Prevalence of TBI 2.5 percent among U.S. children

(HealthDay)—The prevalence of traumatic brain injury (TBI) is 2.5 percent among U.S. children, and TBI is associated with several health conditions, according to a study published online Sept. 24 in JAMA Pediatrics. Juliet Haarbauer-Krupa, Ph.D., from the U.S. Centers for Disease Control and Prevention in Atlanta, and colleagues examined the lifetime prevalence of TBI in

As Alzheimer’s numbers grow among Latinos, need for research grows too, say experts

The National Institute on Aging (NIA) has awarded scientists at University of California San Diego School of Medicine and San Diego State University (SDSU) with a five-year, $4 million grant to boost the number of Latino and other underrepresented minority researchers studying Alzheimer’s disease (AD) and related dementias afflicting seniors of Latino origins, a demographic

Recent Increase in Contraception Use Noted Among U.S. Teenagers

WEDNESDAY, Sept. 5, 2018 — Among U.S. adolescents, there were increases in contraceptive use from 2007 to 2014, including dual-method use and long-acting reversible contraception, according to a study published in the August issue of the Journal of Adolescent Health.

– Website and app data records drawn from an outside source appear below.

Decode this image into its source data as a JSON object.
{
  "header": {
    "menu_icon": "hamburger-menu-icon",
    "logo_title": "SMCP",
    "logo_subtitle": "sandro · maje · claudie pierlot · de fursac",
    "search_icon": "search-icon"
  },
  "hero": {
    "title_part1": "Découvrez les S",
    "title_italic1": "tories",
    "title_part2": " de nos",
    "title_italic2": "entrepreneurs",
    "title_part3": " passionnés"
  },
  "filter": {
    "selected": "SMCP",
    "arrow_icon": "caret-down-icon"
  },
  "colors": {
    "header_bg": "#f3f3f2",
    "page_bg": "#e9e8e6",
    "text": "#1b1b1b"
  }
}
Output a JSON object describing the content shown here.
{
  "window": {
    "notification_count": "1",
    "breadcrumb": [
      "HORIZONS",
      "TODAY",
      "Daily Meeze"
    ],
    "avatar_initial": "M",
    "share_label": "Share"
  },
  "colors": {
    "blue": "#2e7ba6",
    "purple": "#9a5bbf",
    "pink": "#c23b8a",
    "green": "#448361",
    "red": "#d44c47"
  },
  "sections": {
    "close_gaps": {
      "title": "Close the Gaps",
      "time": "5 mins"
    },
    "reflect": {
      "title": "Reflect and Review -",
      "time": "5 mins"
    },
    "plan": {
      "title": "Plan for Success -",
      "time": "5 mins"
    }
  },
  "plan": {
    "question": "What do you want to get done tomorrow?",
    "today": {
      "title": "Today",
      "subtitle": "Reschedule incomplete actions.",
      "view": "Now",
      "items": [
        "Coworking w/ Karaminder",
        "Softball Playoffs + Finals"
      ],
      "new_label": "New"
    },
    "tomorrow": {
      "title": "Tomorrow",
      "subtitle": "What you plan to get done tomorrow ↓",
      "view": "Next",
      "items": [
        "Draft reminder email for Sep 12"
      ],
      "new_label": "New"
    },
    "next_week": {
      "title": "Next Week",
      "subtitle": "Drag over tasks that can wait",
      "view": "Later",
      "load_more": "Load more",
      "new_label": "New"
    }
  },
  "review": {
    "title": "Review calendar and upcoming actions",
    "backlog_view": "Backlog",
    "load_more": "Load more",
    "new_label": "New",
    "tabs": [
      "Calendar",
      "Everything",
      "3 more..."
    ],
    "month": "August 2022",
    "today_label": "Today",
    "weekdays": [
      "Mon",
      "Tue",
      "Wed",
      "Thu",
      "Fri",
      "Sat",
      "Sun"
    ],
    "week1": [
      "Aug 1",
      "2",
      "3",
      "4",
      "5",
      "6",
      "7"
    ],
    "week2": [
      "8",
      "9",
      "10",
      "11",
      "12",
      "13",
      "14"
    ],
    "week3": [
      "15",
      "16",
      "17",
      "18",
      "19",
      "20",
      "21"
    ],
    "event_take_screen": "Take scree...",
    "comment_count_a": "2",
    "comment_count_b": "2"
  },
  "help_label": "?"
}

Laura D. Lindberg, Ph.D., from The Guttmacher Institute in New York City, and colleagues used

Study defines spending trends among dual-eligible beneficiaries

While there has been much effort to control spending for individuals eligible for both Medicaid and Medicare in the United States, for the first time a team of Vanderbilt University health policy researchers have analyzed spending trends for this population over a multiyear period in order to gain a much clearer understanding of exactly how

Likelihood of dementia higher among black ethnic groups

Rates of dementia diagnosis are higher among black ethnic groups compared to white and Asian groups in the UK, a new UCL-led study has found. The study, published in Clinical Epidemiology, is the first to compare incidence of dementia diagnosis by ethnicity in any nationally representative sample. Researchers from UCL Psychiatry and the UCL Institute

Educational interventions decrease sunburns among heavy equipment operators

Implementation of educational interventions among operating engineers (heavy equipment operators) in Michigan significantly increased the use of sunscreen and decreased the number of reported sunburns. The study is published in Cancer Epidemiology, Biomarkers & Prevention, a journal of the American Association for Cancer Research, by Sonia Duffy, Ph.D., RN, FAAN, cancer control researcher at The

Drug resistance genes shared among bacteria in hospitals can be deadly

A hospital outbreak of carbapenem-resistant Enterobacteriaceae (CRE) became more worrisome when researchers found resistance genes being shared among unrelated bacteria via plasmids and other mobile genetic elements. This new research will be presented at ASM Microbe, the annual meeting of the American Society for Microbiology, held from June 7th through June 11th in Atlanta, Georgia.

Study examines racial/ethnic disparities in diabetes diagnosis and management among women of reproductive age

New research demonstrates that diabetes is increasingly common in young adults and disproportionately affects women of color. In a new study published in the Journal of Women’s Health, Laura Britton, Ph.D. Candidate, BSN, RN demonstrated that there were significant racial/ethnic variation in the rates of diabetes and level of diabetes management among women 24-32 years

Researchers identify spike in severe black lung disease among former US coal miners

The number of cases of progressive massive fibrosis, the most severe form of black lung disease, has been increasing dramatically among coal workers and especially younger workers in central Appalachia. These new findings represent the first-ever documentation of this spike and were presented by Kirsten Almberg, research assistant professor of environmental and occupational health sciences